Below are records; reply with nothing but the number of lines in them that contain "unverified".

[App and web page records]

------------

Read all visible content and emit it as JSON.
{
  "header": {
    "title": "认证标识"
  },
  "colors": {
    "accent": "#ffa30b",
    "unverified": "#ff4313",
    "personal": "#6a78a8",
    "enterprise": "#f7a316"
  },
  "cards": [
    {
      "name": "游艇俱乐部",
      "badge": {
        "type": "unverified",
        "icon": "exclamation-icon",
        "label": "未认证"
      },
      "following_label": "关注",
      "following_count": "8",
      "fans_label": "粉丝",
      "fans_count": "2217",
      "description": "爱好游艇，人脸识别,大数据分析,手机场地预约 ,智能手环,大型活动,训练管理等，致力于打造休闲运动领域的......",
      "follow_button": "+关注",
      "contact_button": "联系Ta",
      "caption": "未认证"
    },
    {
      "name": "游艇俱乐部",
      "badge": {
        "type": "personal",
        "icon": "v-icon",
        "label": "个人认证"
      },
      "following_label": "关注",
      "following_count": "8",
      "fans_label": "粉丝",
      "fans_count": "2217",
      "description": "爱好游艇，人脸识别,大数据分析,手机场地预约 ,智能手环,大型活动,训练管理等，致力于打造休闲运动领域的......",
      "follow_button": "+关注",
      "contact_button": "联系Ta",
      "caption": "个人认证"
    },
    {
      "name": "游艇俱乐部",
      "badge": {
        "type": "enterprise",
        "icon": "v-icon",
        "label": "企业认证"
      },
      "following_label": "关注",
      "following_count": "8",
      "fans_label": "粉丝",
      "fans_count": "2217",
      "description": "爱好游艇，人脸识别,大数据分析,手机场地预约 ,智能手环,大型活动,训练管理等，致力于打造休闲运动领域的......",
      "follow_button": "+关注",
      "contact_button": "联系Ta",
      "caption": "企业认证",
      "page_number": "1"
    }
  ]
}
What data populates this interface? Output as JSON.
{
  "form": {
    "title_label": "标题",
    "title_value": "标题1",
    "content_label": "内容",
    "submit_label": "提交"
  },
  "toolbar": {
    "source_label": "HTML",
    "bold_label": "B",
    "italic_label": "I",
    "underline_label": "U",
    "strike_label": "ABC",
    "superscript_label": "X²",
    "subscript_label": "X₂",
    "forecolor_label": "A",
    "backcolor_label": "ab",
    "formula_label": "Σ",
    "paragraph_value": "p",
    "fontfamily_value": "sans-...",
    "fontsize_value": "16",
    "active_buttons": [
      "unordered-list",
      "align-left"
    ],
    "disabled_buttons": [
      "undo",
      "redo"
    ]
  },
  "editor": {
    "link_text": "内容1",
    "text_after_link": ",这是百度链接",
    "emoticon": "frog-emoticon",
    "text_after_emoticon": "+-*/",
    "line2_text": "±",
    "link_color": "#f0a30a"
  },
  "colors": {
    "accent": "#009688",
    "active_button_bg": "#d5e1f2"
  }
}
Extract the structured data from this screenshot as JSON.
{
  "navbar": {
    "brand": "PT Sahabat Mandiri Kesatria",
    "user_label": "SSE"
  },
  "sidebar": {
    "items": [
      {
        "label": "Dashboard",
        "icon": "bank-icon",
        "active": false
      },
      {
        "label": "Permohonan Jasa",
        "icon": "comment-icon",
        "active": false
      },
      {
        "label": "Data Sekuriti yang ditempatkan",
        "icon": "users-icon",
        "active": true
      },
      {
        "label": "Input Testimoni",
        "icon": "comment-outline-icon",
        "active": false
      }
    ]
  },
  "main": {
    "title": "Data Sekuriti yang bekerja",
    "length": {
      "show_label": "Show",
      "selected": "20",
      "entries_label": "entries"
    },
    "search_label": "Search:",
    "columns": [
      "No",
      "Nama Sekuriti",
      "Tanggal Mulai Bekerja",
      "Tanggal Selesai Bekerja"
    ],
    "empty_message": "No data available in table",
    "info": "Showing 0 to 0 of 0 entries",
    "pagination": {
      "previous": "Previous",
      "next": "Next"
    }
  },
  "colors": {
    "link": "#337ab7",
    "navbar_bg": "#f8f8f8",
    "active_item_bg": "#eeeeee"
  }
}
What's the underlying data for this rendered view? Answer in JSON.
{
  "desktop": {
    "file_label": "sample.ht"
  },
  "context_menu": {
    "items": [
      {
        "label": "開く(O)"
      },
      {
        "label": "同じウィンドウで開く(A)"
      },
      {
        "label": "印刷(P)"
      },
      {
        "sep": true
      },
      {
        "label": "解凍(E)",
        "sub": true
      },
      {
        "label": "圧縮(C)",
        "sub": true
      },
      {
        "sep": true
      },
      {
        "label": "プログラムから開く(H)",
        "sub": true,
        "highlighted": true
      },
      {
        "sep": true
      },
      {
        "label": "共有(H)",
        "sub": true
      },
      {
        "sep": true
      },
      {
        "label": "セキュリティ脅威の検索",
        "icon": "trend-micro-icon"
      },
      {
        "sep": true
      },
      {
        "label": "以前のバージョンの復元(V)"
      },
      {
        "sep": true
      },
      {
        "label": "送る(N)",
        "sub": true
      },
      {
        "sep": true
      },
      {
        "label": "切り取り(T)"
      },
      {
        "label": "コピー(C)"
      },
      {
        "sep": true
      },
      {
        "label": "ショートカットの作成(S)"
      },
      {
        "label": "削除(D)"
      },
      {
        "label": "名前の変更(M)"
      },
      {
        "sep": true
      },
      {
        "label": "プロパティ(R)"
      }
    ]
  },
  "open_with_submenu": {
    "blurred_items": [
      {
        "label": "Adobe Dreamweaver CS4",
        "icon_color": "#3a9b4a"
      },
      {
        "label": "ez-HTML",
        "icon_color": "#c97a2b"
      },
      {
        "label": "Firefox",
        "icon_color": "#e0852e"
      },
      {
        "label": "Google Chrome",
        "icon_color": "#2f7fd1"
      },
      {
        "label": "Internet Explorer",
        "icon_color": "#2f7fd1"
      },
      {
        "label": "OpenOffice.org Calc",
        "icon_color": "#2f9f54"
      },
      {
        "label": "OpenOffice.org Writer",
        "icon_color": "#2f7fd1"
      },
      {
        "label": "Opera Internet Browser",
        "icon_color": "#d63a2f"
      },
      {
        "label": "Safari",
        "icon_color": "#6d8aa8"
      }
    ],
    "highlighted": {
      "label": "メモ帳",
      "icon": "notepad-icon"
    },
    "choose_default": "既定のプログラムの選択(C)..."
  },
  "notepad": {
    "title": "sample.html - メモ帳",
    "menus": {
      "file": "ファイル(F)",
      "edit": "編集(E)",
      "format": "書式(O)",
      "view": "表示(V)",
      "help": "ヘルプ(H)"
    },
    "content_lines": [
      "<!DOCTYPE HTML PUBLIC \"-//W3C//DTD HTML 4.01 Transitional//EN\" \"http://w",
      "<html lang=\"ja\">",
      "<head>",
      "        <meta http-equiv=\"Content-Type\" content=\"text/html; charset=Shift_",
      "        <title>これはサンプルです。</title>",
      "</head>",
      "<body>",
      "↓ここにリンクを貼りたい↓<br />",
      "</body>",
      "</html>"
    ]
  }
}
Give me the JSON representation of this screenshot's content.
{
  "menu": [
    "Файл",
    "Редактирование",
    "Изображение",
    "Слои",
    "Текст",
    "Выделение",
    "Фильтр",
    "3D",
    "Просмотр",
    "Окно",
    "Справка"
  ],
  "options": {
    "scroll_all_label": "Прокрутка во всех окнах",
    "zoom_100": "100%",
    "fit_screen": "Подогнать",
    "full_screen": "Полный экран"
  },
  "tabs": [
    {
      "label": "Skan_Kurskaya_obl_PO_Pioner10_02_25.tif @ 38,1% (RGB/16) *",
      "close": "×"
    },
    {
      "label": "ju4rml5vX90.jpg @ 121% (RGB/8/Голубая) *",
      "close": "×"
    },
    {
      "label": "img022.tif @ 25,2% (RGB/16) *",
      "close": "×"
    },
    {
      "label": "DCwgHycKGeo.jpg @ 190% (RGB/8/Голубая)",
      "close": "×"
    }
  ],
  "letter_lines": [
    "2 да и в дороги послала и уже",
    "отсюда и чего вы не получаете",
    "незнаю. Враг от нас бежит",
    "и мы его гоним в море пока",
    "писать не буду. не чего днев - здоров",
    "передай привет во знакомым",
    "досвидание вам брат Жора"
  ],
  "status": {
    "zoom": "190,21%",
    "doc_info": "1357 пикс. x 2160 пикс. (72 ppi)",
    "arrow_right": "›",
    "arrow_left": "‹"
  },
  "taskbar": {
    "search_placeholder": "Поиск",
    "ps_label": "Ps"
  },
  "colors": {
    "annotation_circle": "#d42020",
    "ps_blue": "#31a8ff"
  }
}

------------

**RESULT:** 2